A bill that puts local school boards in charge sex education will become a law, after Gov. Bill Walker decided against vetoing it Thursday. House Bill 156 requires that school boards approve any sex education curriculum, as well as any teachers who aren’t employed under a contract with schools.
The bill also allows parents to opt their children out of any lesson. It also gives parents the right to review sex education curriculum and teachers’ credentials. And it bars the state from requiring school districts to administer standardized tests for two years, unless the federal government threatens to withhold money.
Walker said in a prepared statement that his decision was a close call.
- But the senator is worried about where the money will be diverted from. “I would have concerns, particularly if it’s coming out of Alaska military construction, which is not only important for our state,” Sullivan says. “It’s really important for the national security of our country.”
- The Alaska Marine Highway System has stopped selling tickets past September.

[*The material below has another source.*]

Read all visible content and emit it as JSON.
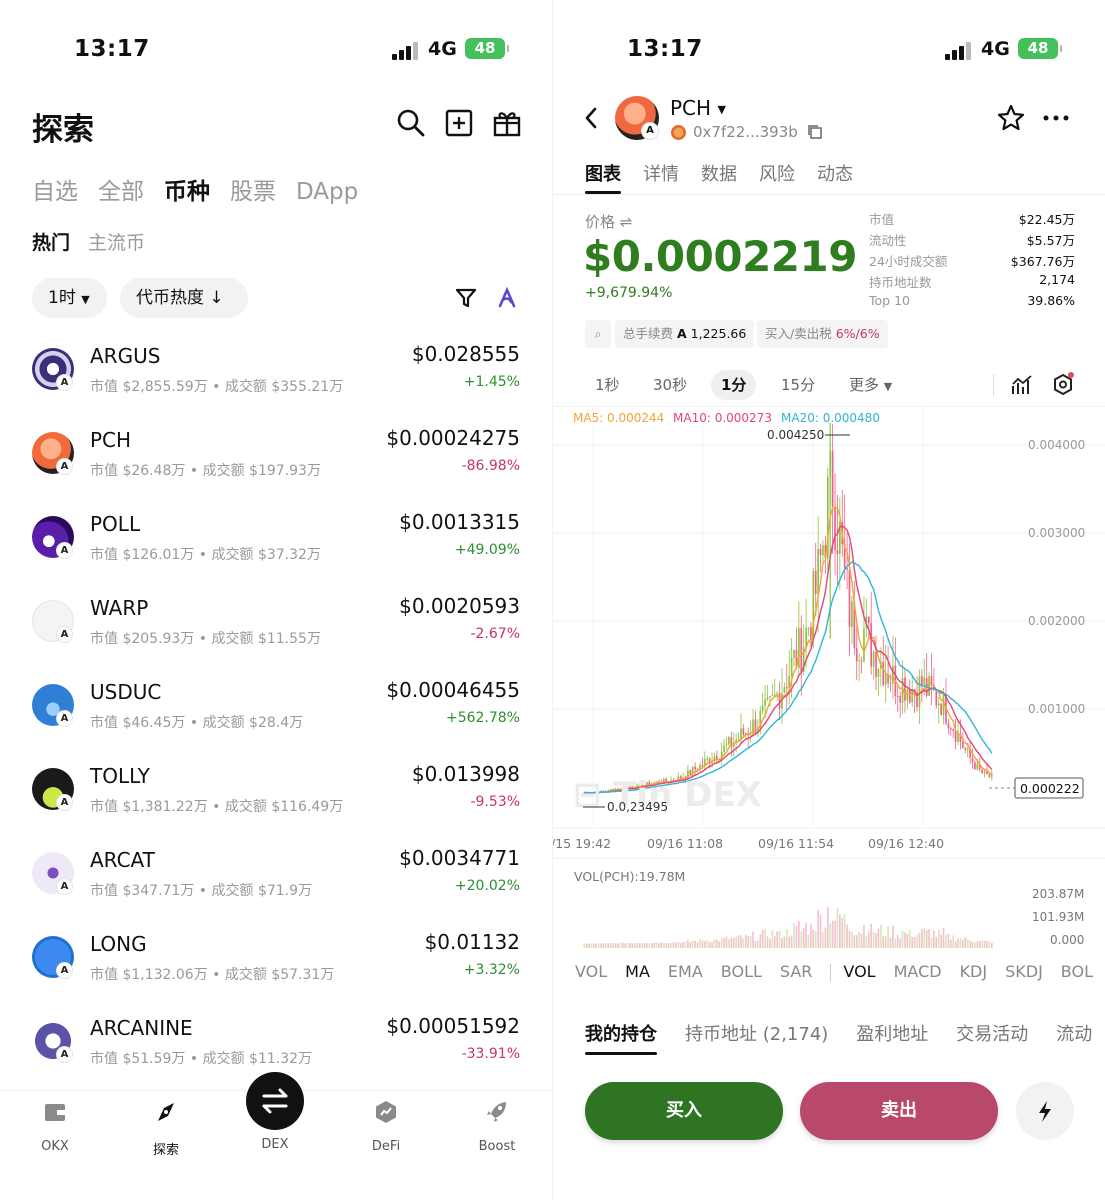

That's in anticipation to deep cuts that could be fatal to the state ferry network.
- In a major development, the U.S. Army Corps of Engineers released the draft environmental impact statement for the proposed Pebble Mine on Wednesday.
- Three people were seriously hurt and four vehicles demolished in a five-car wrong-way crash on the highway between downtown Juneau and the Mendenhall Valley.